Calculating Cost Of Goods Sold
Product pricing is tricky for even the most experienced, well informed ecommerce store owners. Various implicit factors such as competitor pricing, customer expectations, perceived value, and product demand are important considerations when it comes to setting price. But one explicit factor, Cost of Goods Sold, or COGS, is critical for selecting retail prices. Your COGS represent a floor. Setting prices below that floor can have negative implications on profitability.
What Is Cost Of Goods Sold?
When an ecommerce store purchases inventory from a third party, Cost of Goods Sold is equal to the expense associated with obtaining that inventory. If your store manufactures goods, COGS refers to the expenses directly associated with producing and selling products, for instance the cost of raw materials and packaging.
Why It’s Important To Calculate COGS

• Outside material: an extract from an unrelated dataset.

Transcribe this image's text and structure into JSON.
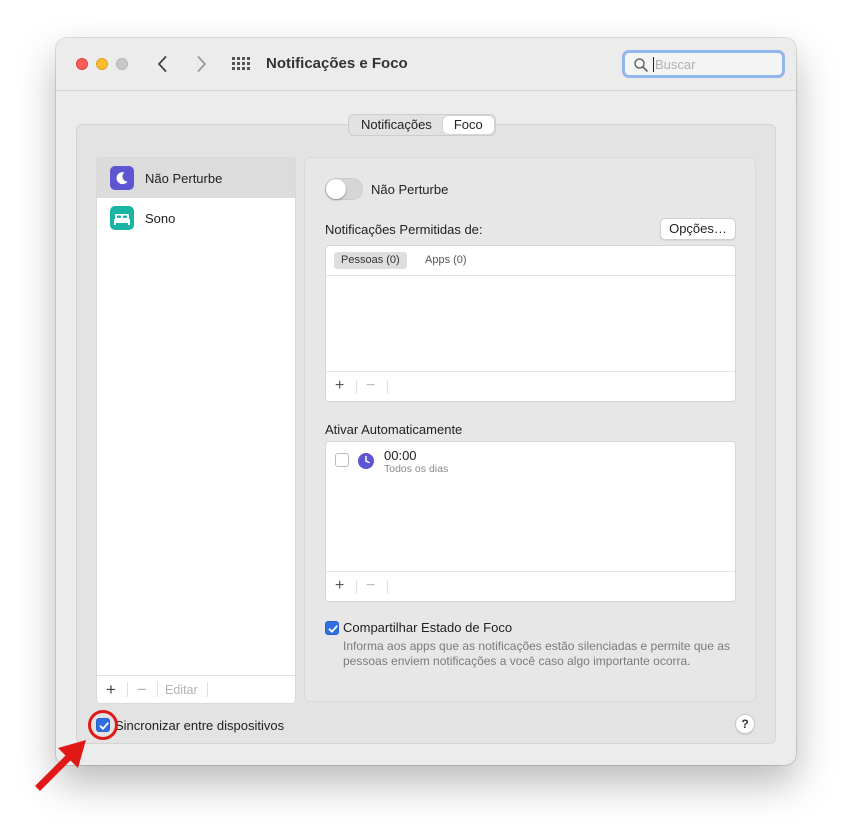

Despite the importance of Cost of Goods Sold for ecommerce stores, many store owners lack visibility needed to make comprehensive decisions using COGS. For instance, Shopify and WooCommerce do not offer Cost of Goods Sold information, while Magento’s out of the box product does not immediately make COGS available.
Accurate COGS data not only helps set the floor for pricing, it helps stores understand how to best market products based on Gross Margin (Gross Margin = Revenue – COGS). In other words, a t-shirt with a $10 Gross Margin could be a good candidate for a scalable email marketing campaign, while a TV with a $200 Gross Margin could be a good candidate for more expensive forms of marketing such as Paid Search. In addition to marketing considerations, stores can use COGS to price products so that margin is available to pay for operating expenses related to maintaining a digital presence. Examples of these operating expenses include web hosting fees, development expenses, or the cost of maintaining an office space.